This isn’t the first mountain mentioned in the Bible, but I can’t imagine any higher honor you could bestow on one. Moriah and Ararat were kind of a big deal, but this—THIS is the mountain of God.
So I did a little searching to see where else this mountain comes up. The context I was reading was the appearance of the burning bush, which is already exciting. Right off the bat I realized this is what I always thought was Mt. Sinai. (I guess it must have really been the mount at Sinai all along. Oops.) So this is where Moses receives the 10 commandments and the covenant, where he sees a glimpse of God’s glory, where God speaks to the people of Israel and they are terrified and beg not to deal directly with Him. It was at the foot of this mountain where the golden calf was built. The covenant and its breaking happened in the same place at the same time at the mountain of God.
But it gets better.
This is also the mountain Elijah flees to in 1 Kings 19:8, where Elijah also speaks with God. So Moses and Elijah both spoke with God at Horeb—no one else is specifically mentioned in the Bible as having done so. Is it any coincidence that Moses and Elijah will speak with God again—together—at the mount of Transfiguration?
But that’s not all.
Horeb is also where Moses struck the rock and water flowed out (Exodus 17:6). How did I not see this? The rock Moses struck was on the mountain of God! Water flowed out from the rock on the mountain of God! Water would flow from another rock somewhere else, and Moses wasn’t supposed to strike that rock; there was something unique about striking this one. This rock—and I won’t get into the relationship between the mountain and the rock because you get the picture—was on the mountain of God. God’s presence was there, Immanuel—God with us. Moses has become synonymous with the Law, and Moses strikes this rock. Water flows out for the life of the people of God.
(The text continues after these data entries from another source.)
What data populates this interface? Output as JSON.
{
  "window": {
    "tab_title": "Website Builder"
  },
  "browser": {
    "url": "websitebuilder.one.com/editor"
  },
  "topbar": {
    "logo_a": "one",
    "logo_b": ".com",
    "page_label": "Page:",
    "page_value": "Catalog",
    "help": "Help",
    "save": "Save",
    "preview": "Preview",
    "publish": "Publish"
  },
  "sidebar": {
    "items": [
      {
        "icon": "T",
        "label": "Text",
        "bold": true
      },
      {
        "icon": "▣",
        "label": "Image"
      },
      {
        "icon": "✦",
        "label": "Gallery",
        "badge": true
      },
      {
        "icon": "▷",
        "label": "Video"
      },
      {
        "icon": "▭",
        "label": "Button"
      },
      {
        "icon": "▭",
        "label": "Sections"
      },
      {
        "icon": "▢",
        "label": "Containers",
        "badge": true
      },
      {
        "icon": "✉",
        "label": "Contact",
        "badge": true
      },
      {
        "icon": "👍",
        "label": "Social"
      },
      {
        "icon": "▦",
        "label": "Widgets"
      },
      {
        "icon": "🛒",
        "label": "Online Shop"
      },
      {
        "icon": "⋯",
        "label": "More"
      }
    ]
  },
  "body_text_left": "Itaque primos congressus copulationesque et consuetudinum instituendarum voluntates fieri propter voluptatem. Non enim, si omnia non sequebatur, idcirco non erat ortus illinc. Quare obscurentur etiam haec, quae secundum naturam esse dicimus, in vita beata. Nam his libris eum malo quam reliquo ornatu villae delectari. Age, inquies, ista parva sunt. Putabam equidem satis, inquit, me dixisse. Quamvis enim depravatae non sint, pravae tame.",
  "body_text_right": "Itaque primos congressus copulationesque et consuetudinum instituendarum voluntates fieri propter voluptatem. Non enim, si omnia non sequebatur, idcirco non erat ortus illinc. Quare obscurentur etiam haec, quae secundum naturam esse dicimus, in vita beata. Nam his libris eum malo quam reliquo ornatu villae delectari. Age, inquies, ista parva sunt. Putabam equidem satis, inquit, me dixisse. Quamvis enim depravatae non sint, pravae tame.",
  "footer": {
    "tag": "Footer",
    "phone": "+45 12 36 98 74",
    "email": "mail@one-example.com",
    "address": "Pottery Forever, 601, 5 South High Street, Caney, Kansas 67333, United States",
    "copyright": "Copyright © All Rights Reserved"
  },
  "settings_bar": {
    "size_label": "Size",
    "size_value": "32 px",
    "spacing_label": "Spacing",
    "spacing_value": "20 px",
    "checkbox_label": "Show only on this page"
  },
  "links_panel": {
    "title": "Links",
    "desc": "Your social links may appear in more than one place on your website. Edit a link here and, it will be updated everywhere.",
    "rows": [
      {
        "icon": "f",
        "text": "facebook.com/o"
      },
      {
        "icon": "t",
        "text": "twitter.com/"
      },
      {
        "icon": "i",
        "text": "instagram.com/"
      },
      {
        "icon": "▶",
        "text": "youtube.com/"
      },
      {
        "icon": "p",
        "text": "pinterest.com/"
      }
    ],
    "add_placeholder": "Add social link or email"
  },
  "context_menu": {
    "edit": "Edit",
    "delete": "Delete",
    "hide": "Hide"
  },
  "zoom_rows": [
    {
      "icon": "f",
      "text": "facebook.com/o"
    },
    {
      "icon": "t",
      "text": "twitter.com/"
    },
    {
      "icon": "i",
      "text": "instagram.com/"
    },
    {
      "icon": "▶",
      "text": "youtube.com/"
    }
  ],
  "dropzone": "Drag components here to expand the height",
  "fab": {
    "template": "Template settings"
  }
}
Where else have I heard a rock stricken, out of which flowed water for life? Jesus—the stone the builders rejected—stricken for our sake, punished under the law even though He was innocent. Jesus, the One who promised living water that we may drink and never die (John 4). By His wounds we are healed.
But this water isn’t just associated with life but with the Holy Spirit, the counselor who would come after Jesus departed (John 16:7). He is sometimes symbolized by water. The Holy Spirit would not be “poured out” upon us unless and until the rock had been stricken.
God could have provided water for His people any way He wanted, but He chose this specific image because of what it would come to mean later. And so just as the covenant was made and broken on one mountain, so it would be kept and restored on another mountain—Golgotha.